Stored dataset items:
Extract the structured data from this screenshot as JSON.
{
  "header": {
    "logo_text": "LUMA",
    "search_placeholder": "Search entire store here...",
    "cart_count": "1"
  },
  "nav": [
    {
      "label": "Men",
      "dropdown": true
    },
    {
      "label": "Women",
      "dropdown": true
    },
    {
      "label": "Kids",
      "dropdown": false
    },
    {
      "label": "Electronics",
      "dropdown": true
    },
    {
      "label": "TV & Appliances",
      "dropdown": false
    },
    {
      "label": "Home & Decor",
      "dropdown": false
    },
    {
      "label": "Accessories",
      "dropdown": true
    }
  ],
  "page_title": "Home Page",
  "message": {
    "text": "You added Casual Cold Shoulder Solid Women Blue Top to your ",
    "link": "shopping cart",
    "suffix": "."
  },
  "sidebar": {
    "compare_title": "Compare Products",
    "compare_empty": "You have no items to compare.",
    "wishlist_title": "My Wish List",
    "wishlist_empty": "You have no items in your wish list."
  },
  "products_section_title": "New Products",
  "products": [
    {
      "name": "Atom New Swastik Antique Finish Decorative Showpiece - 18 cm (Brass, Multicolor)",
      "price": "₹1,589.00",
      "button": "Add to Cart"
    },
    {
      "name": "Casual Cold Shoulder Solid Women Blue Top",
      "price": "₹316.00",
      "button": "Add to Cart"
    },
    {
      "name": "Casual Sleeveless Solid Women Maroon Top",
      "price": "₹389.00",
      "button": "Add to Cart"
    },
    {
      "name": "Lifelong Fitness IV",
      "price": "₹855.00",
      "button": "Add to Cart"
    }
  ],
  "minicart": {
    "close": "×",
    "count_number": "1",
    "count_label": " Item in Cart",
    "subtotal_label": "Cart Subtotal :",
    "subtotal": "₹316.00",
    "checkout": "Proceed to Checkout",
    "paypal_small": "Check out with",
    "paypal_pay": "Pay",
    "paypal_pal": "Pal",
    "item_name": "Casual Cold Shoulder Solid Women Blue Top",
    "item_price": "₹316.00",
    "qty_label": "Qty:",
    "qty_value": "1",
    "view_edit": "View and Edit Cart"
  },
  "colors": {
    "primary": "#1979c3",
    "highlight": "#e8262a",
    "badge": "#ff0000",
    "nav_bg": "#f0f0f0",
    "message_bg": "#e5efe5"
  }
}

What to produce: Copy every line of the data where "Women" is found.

Expected answer:
      "label": "Women",
    "text": "You added Casual Cold Shoulder Solid Women Blue Top to your ",
      "name": "Casual Cold Shoulder Solid Women Blue Top",
      "name": "Casual Sleeveless Solid Women Maroon Top",
    "item_name": "Casual Cold Shoulder Solid Women Blue Top",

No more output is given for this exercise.